A repeated theme in the course will be the futility of attempting to separate the central issues of dictatorship, democracy, and development into “economic” and “political” spheres, the subject matter of this course is an alloy of economics, politics, and even philosophy. Some of the readings are technical, and I will indicate which these are. You are encouraged to work through the more technical papers, but you are not required to master them in detail.

Because the consequences of regime type, especially and most directly with respect to political freedom, are so fraught, the policy implications of this research are particularly salient.  This isn’t simply an interesting problem on intellectual grounds. It is almost impossible not to care about the outcome.

John Londregan is Professor of Politics and International Affairs

Monday, 1:30-4:00 PM - Allison Schnable

The twin forces of globalization and digital technology are transforming civil society. Citizens engage with each other and with organizations through new technologies—Twitter, online petitions, and analytics-driven messaging. Globalization creates new social problems and makes old ones newly visible to activists. Activists are creating new organizational forms to pursue the goals. And while the late 20th century heralded an “associational revolution” in which the growth of civil society around the world was the norm, the last decade seems to have brought a “closing space” thanks to states’ new regulations of civil society. This seminar will draw on research in political science and sociology to consider these themes and the implications for policy. Most research on this topic will be qualitative, but the course is also open to students interested in quantitative analysis.

Allison Schnable is a visiting faculty member at SPIA and Assistant Professor in the O’Neill School of Public and Environmental Affairs, Indiana University

Monday, 1:30-4:00 PM - Nolan McCarty

The past several years have been a time for reflection about the state of American politics and its current deep ideological, cultural, racial, regional, and economic divisions. One aspect that the contemporary discussions often miss is that these fissures have been opening over several decades and are deeply rooted in the structure of American politics and society. Indeed, long before the historically divisive presidential elections of 2016 and 2020, the polarization of American politics has been an important concern of scholars, journalists, and elected officials.

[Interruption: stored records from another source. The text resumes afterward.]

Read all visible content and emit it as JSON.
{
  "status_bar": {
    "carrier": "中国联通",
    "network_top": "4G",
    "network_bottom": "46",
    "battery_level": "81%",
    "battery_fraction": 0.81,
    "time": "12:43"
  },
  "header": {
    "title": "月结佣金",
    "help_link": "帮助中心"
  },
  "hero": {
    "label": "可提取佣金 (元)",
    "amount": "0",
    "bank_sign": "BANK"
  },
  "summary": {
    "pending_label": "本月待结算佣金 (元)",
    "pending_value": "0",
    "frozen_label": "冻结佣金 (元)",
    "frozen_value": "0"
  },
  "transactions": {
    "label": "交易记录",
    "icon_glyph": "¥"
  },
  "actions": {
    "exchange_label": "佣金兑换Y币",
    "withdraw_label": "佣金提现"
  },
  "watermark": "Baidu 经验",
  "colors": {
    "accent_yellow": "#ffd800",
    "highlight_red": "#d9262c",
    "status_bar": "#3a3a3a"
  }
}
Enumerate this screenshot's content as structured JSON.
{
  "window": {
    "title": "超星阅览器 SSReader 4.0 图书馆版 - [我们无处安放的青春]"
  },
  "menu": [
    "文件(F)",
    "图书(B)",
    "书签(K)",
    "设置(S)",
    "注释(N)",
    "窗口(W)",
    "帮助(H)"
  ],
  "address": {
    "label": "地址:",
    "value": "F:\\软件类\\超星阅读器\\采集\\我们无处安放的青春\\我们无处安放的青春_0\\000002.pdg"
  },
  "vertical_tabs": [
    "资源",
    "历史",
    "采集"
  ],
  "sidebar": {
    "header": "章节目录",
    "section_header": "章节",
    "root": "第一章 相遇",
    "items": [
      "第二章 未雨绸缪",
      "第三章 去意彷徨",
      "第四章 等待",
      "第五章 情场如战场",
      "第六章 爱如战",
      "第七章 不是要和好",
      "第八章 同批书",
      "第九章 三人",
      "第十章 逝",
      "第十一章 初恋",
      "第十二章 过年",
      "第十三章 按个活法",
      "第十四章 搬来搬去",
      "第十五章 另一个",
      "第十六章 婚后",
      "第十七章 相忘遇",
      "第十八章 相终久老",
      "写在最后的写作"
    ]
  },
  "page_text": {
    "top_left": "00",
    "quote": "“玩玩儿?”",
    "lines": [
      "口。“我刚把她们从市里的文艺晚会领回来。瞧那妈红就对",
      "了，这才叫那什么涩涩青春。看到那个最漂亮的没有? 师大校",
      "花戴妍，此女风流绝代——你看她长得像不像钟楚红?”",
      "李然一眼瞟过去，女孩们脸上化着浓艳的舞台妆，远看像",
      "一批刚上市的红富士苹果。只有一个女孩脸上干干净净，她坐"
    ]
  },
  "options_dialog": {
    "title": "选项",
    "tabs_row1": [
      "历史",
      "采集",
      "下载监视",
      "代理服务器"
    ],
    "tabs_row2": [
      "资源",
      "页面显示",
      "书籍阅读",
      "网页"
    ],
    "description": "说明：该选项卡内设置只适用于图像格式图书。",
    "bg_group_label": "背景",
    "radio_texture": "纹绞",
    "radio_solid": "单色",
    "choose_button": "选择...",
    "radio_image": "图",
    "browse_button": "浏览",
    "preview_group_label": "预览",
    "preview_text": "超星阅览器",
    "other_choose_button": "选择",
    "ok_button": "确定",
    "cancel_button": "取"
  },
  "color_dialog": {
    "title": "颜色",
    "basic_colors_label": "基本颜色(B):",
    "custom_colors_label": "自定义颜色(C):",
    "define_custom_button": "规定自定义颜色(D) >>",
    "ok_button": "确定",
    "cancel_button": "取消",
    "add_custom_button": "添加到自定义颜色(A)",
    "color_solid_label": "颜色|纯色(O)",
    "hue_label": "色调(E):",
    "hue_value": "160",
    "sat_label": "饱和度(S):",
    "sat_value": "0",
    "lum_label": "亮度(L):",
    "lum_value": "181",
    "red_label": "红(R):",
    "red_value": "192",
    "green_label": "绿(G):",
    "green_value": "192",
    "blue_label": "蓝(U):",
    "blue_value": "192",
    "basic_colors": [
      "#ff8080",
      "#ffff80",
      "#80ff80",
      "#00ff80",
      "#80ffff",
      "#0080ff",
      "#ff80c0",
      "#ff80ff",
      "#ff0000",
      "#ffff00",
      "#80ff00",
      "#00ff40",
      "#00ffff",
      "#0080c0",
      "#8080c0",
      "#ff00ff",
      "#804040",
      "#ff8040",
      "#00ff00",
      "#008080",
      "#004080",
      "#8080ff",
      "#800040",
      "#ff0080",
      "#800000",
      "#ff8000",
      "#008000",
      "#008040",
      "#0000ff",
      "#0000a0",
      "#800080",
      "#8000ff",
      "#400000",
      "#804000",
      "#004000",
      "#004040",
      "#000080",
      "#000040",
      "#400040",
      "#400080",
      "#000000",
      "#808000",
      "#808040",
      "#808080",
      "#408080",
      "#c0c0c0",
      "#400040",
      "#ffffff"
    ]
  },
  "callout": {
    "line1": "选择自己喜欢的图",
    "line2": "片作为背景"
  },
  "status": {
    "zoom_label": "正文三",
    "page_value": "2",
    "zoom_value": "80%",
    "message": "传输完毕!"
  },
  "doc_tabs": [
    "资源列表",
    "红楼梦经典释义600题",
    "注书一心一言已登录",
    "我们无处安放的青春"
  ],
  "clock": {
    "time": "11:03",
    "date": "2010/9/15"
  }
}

In this seminar, we will examine the polarizing dynamics which have played out over the past forty years. In doing so, we will carefully parse several related trends related to policy disagreement, ideological conflict, and extreme partisanship.  Special attention will be paid to the roles of economic inequality, social and cultural change, and racial and ethnic conflicts.  We will also critically examine several alleged institutional causes such as those related the US electoral and campaign finance systems as well as the impact of changes in the political media environment. Finally, we will discuss the impact of polarization on American democracy and the quality of governance.

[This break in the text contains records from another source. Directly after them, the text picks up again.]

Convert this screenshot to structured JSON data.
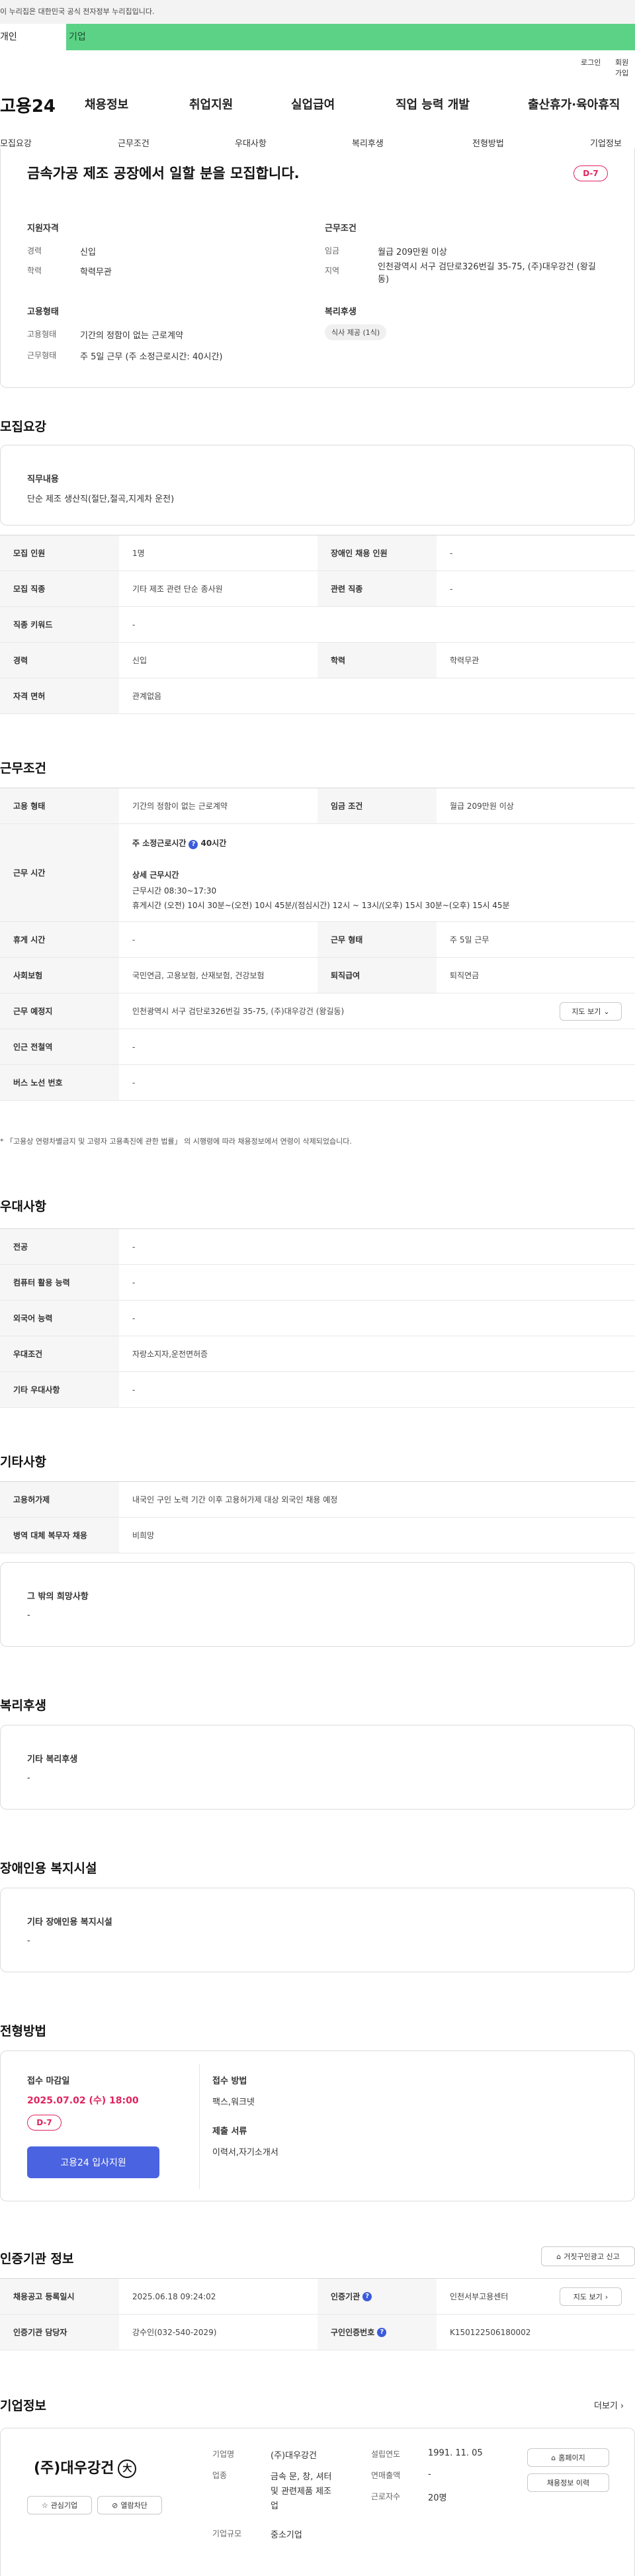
{
  "gov_banner": "이 누리집은 대한민국 공식 전자정부 누리집입니다.",
  "top_tabs": {
    "personal": "개인",
    "company": "기업"
  },
  "util": {
    "login": "로그인",
    "join": "회원가입"
  },
  "logo": "고용24",
  "gnb": [
    "채용정보",
    "취업지원",
    "실업급여",
    "직업 능력 개발",
    "출산휴가·육아휴직"
  ],
  "snb": [
    "모집요강",
    "근무조건",
    "우대사항",
    "복리후생",
    "전형방법",
    "기업정보"
  ],
  "summary": {
    "title": "금속가공 제조 공장에서 일할 분을 모집합니다.",
    "dday": "D-7",
    "qual_title": "지원자격",
    "career_l": "경력",
    "career_v": "신입",
    "edu_l": "학력",
    "edu_v": "학력무관",
    "emp_title": "고용형태",
    "emptype_l": "고용형태",
    "emptype_v": "기간의 정함이 없는 근로계약",
    "worktype_l": "근무형태",
    "worktype_v": "주 5일 근무 (주 소정근로시간: 40시간)",
    "cond_title": "근무조건",
    "wage_l": "임금",
    "wage_v": "월급 209만원 이상",
    "region_l": "지역",
    "region_v": "인천광역시 서구 검단로326번길 35-75, (주)대우강건 (왕길동)",
    "welfare_title": "복리후생",
    "welfare_tag": "식사 제공 (1식)"
  },
  "recruit": {
    "title": "모집요강",
    "duty_title": "직무내용",
    "duty_v": "단순 제조 생산직(절단,절곡,지게차 운전)",
    "rows": [
      {
        "l1": "모집 인원",
        "v1": "1명",
        "l2": "장애인 채용 인원",
        "v2": "-"
      },
      {
        "l1": "모집 직종",
        "v1": "기타 제조 관련 단순 종사원",
        "l2": "관련 직종",
        "v2": "-"
      },
      {
        "l1": "직종 키워드",
        "v1": "-"
      },
      {
        "l1": "경력",
        "v1": "신입",
        "l2": "학력",
        "v2": "학력무관"
      },
      {
        "l1": "자격 면허",
        "v1": "관계없음"
      }
    ]
  },
  "work": {
    "title": "근무조건",
    "r1": {
      "l1": "고용 형태",
      "v1": "기간의 정함이 없는 근로계약",
      "l2": "임금 조건",
      "v2": "월급 209만원 이상"
    },
    "time_l": "근무 시간",
    "time_week": "주 소정근로시간",
    "time_week_v": "40시간",
    "time_detail_t": "상세 근무시간",
    "time_detail_1": "근무시간 08:30~17:30",
    "time_detail_2": "휴게시간 (오전) 10시 30분~(오전) 10시 45분/(점심시간) 12시 ~ 13시/(오후) 15시 30분~(오후) 15시 45분",
    "r3": {
      "l1": "휴게 시간",
      "v1": "-",
      "l2": "근무 형태",
      "v2": "주 5일 근무"
    },
    "r4": {
      "l1": "사회보험",
      "v1": "국민연금, 고용보험, 산재보험, 건강보험",
      "l2": "퇴직급여",
      "v2": "퇴직연금"
    },
    "r5": {
      "l1": "근무 예정지",
      "v1": "인천광역시 서구 검단로326번길 35-75, (주)대우강건 (왕길동)",
      "btn": "지도 보기"
    },
    "r6": {
      "l1": "인근 전철역",
      "v1": "-"
    },
    "r7": {
      "l1": "버스 노선 번호",
      "v1": "-"
    },
    "note": "* 「고용상 연령차별금지 및 고령자 고용촉진에 관한 법률」 의 시행령에 따라 채용정보에서 연령이 삭제되었습니다."
  },
  "pref": {
    "title": "우대사항",
    "rows": [
      {
        "l": "전공",
        "v": "-"
      },
      {
        "l": "컴퓨터 활용 능력",
        "v": "-"
      },
      {
        "l": "외국어 능력",
        "v": "-"
      },
      {
        "l": "우대조건",
        "v": "자랑소지자,운전면허증"
      },
      {
        "l": "기타 우대사항",
        "v": "-"
      }
    ]
  },
  "etc": {
    "title": "기타사항",
    "rows": [
      {
        "l": "고용허가제",
        "v": "내국인 구인 노력 기간 이후 고용허가제 대상 외국인 채용 예정"
      },
      {
        "l": "병역 대체 복무자 채용",
        "v": "비희망"
      }
    ],
    "box_title": "그 밖의 희망사항",
    "box_v": "-"
  },
  "welfare": {
    "title": "복리후생",
    "box_title": "기타 복리후생",
    "box_v": "-"
  },
  "disabled": {
    "title": "장애인용 복지시설",
    "box_title": "기타 장애인용 복지시설",
    "box_v": "-"
  },
  "process": {
    "title": "전형방법",
    "deadline_t": "접수 마감일",
    "deadline_v": "2025.07.02 (수) 18:00",
    "dday": "D-7",
    "apply_btn": "고용24 입사지원",
    "method_t": "접수 방법",
    "method_v": "팩스,워크넷",
    "docs_t": "제출 서류",
    "docs_v": "이력서,자기소개서"
  },
  "cert": {
    "title": "인증기관 정보",
    "report_btn": "거짓구인광고 신고",
    "r1": {
      "l1": "채용공고 등록일시",
      "v1": "2025.06.18 09:24:02",
      "l2": "인증기관",
      "v2": "인천서부고용센터",
      "btn": "지도 보기"
    },
    "r2": {
      "l1": "인증기관 담당자",
      "v1": "강수인(032-540-2029)",
      "l2": "구인인증번호",
      "v2": "K150122506180002"
    }
  },
  "company": {
    "title": "기업정보",
    "more": "더보기",
    "logo_text": "(주)대우강건",
    "fav_btn": "관심기업",
    "block_btn": "열람차단",
    "name_l": "기업명",
    "name_v": "(주)대우강건",
    "ind_l": "업종",
    "ind_v1": "금속 문, 창, 셔터",
    "ind_v2": "및 관련제품 제조",
    "ind_v3": "업",
    "size_l": "기업규모",
    "size_v": "중소기업",
    "est_l": "설립연도",
    "est_v": "1991. 11. 05",
    "sales_l": "연매출액",
    "sales_v": "-",
    "emp_l": "근로자수",
    "emp_v": "20명",
    "home_btn": "홈페이지",
    "hist_btn": "채용정보 이력"
  },
  "colors": {
    "green": "#5cd286",
    "pink": "#e0245e",
    "blue": "#4a63e0"
  }
}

The seminar will also use the substantive debates about political polarization to help the students see how modern social scientific methods and theories can help illuminate important questions of social concern.  Students will have the opportunity to combine historical analysis with quantitative data to develop a research project related to some aspect of political polarization in the United States.

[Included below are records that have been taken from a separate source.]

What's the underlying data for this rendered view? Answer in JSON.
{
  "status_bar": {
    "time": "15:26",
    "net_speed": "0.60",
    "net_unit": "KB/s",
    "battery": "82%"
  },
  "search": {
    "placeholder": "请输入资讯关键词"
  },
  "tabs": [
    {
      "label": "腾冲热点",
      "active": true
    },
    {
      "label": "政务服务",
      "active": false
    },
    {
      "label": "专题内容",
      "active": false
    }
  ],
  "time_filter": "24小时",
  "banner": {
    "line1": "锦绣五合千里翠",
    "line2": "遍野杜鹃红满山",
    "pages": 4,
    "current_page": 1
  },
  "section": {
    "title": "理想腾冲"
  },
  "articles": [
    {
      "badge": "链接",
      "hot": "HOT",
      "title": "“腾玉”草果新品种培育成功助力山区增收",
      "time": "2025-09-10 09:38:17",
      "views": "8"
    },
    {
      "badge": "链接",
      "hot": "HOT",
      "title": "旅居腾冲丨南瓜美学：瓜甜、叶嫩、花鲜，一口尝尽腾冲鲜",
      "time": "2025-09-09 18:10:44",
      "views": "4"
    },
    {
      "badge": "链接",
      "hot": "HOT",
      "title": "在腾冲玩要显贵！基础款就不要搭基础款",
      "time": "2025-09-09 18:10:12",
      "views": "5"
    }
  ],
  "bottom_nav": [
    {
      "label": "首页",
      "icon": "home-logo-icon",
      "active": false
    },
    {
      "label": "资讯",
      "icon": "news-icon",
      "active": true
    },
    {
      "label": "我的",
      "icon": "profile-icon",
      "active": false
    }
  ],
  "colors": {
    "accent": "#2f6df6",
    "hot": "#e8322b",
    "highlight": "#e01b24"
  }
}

Nolan McCarty is the Susan Dod Brown Professor of Politics and Public Affairs and the Director of the Center for Data-Driven Social Science.